Over the summer no media report on the state of the NHS was complete without mention of the postcode lottery in treatments, either through challenges to primary care trust exceptional case panels or the perceived ethics of the current rules on top-ups.
The Richards review into top-ups may help with one of these issues, but exceptional case panel decision-making is a story that is likely to run and run. The danger with this is in the continuing damage it could cause to the reputation of the health service and PCTs in particular. This begs the question, do we need to consider more radical policy solutions, or should those in favour of localism - all political parties, for example - simply make a stronger and more robust defence of the approach?
Exception panels originally emerged out of commissioners' wish to exclude certain types of treatment - particularly where there is evidence that the treatment is of limited effectiveness. Their remit has grown to include applications for high-cost drugs, in particular those not approved by the National Institute for Health and Clinical Excellence and other treatments not covered in the national tariff or other contractual arrangements.
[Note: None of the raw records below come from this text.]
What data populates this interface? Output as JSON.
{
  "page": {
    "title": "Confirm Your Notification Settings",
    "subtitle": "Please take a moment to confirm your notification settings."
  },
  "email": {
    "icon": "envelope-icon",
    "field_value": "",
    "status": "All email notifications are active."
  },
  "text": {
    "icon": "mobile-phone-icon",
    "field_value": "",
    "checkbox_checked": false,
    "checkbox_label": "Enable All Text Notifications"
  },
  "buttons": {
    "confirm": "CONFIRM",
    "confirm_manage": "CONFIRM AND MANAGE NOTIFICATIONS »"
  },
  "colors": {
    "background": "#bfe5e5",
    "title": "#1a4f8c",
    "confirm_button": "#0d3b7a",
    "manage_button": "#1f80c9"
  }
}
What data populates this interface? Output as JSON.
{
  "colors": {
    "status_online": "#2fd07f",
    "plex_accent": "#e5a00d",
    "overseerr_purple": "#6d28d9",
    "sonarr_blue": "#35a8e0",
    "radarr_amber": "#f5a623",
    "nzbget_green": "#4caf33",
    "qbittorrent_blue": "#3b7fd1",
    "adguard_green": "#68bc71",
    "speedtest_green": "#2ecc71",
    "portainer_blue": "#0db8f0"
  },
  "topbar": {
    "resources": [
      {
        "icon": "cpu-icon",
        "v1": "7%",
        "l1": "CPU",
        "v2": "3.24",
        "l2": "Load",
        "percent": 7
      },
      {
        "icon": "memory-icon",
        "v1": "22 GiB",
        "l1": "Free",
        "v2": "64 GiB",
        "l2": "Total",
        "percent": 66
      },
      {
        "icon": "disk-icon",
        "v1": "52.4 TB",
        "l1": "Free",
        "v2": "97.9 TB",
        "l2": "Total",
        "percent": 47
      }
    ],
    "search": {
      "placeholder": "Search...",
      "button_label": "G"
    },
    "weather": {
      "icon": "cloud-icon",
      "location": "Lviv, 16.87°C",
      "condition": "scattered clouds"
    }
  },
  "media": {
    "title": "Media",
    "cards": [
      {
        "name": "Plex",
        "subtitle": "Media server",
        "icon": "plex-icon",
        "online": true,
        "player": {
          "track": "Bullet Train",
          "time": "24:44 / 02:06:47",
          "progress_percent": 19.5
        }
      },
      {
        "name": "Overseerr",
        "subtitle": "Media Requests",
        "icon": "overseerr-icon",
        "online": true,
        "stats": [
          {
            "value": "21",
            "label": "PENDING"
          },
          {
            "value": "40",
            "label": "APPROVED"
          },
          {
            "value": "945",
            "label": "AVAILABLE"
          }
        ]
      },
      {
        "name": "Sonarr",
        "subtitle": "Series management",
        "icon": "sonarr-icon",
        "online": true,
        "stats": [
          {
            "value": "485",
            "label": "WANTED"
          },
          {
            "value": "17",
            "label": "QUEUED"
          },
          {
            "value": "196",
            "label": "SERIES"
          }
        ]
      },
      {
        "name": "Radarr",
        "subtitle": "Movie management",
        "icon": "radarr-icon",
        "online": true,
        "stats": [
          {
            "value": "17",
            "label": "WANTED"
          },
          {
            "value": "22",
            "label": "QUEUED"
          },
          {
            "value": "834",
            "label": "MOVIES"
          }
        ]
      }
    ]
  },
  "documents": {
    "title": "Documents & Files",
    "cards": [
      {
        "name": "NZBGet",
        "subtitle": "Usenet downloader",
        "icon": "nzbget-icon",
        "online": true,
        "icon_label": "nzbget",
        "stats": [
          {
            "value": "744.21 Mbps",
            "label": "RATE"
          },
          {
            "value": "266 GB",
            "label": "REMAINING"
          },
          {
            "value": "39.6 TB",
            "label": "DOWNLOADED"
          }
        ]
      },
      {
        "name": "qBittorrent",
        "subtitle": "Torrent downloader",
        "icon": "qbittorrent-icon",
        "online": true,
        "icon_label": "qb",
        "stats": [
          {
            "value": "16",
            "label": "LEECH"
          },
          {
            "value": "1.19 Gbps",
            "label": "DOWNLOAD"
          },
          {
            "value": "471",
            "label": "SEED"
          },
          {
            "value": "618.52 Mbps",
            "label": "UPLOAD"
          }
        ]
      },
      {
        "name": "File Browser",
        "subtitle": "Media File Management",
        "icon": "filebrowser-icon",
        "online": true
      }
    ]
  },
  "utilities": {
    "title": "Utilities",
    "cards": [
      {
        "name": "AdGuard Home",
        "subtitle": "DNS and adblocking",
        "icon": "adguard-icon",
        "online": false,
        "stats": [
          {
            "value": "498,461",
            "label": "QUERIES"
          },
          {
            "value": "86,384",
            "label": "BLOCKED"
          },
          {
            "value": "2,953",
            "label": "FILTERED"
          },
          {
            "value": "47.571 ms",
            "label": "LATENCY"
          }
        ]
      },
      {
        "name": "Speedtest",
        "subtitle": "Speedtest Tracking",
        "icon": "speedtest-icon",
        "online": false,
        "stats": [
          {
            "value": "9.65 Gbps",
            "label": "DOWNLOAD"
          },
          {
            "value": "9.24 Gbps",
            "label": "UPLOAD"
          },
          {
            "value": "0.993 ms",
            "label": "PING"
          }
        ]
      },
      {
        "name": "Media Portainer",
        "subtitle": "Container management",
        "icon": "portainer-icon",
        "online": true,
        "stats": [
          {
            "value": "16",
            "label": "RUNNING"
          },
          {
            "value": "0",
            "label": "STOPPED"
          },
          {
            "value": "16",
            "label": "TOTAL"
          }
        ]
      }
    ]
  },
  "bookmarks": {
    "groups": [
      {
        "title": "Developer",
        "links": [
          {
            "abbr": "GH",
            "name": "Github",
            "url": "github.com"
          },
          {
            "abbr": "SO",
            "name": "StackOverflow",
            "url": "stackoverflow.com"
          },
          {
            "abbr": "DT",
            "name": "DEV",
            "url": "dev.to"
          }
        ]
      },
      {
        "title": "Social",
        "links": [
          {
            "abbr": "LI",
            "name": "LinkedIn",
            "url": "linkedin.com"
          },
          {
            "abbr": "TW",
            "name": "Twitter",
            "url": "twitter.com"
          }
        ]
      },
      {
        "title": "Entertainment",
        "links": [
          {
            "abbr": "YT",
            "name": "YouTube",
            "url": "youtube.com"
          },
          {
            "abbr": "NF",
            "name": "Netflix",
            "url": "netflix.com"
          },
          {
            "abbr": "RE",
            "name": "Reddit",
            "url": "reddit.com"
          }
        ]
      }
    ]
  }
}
This evolution has required a broadening of the expertise and capacity of those sitting on panels. Panels ideally also require a carefully developed ethical and decision framework and a well-designed process but the extent to which these has been developed is variable.
The question is whether, despite this evolution, investment and development, this is the best way of making decisions about complex questions of rare and expensive treatments rather than their simpler, original role of considering exceptions to blanket bans on a small number of treatments.
The simplest alternative is to try to improve the system as it stands, both through the speeding up of NICE decision-making and the work of the National Prescribing Council which, in the next six months, is likely to produce revised guidance on the structure, formation and process for exceptional case panels.
These two initiatives may help provide a well-designed process, improving decision-making, but it won't change the fact that decisions will differ from area to area. This will not end the variation that so concerns the public.
Another option is to create a regional or national approach to exceptional cases. The attraction of this is that it would reduce variation and allow the development and concentration of expertise and would have sufficient work to justify professional ethical and economics advice.
However, while this might solve the problem of variation, the additional bureaucracy, inevitable delay and creation of a body that would become a focus for lobbying and legal challenge makes this option look unattractive. It also removes responsibility further away from those who should be taking decisions.
Who should be taking them? A key principle is that where possible, decisions about patients should be taken as close to them as possible, with PCTs focused on the health of the local population and clinicians dealing with individual patients.
PCTs as commissioners should therefore be concerned with outcomes, and except where care is unsafe or seriously departs from the evidence, they should not be involved in the minutiae of care design. Problems arise when the cost of drugs is not included in the tariff: either because they are explicitly excluded or because the tariff lags behind the pace of clinical progress.
It is worth pointing out, however, that there is no particular reason to expect the tariff to match the costs of providing care exactly. Payment systems are designed to pass much of the risks to providers on the basis that they have the expertise to manage it most appropriately. The tariff should be adjusted to recognise the risk that high-cost drugs may be required. Where risk is hard to attribute to a particular bit of the tariff, or may not be part of the tariff system, providers or commissioning cancer networks could be given a single fund to assist in managing the risks of having a small number of patients requiring high-cost treatment. In short, clinicians would be given the money up front and be responsible for making the decisions about what to fund and, of course, justifying those decisions.
A system similar to this operates in France, whereby providers can prescribe according to an approved list and for high-cost exceptions a budget is agreed - but the detailed management of this is dealt with by the hospital and its clinicians. In Germany and the Netherlands, the approach also seems to be based on providers making decisions about the specification of patients' care, with payers specifying areas that are not covered.
This would be a radical departure from current policy, but would meet the demands of oncologists and some of the most vocal lobbying groups.
Yet it gives rise to some serious questions. Is it more or less transparent than the current decision-making process? Will it lead to better decision-making for patients? Will it lead to increasing, rather than decreasing, levels of conflict between the funding body, PCTs and acute providers?
Many clinicians dislike and are highly critical of the exception panel system. The alternative is for them to take responsibility for making difficult decisions about resource allocation in addition to those they already take.
So is it time to get radical? If improvements to the current system of decision-making are not swift enough, then perhaps. If policy makers are unwilling to stand up for localism, almost certainly. But the alternatives may not satisfy all those individuals and groups opposed to exceptional case panels, which would still have a role in any case and the consequences of such a radical change are unclear.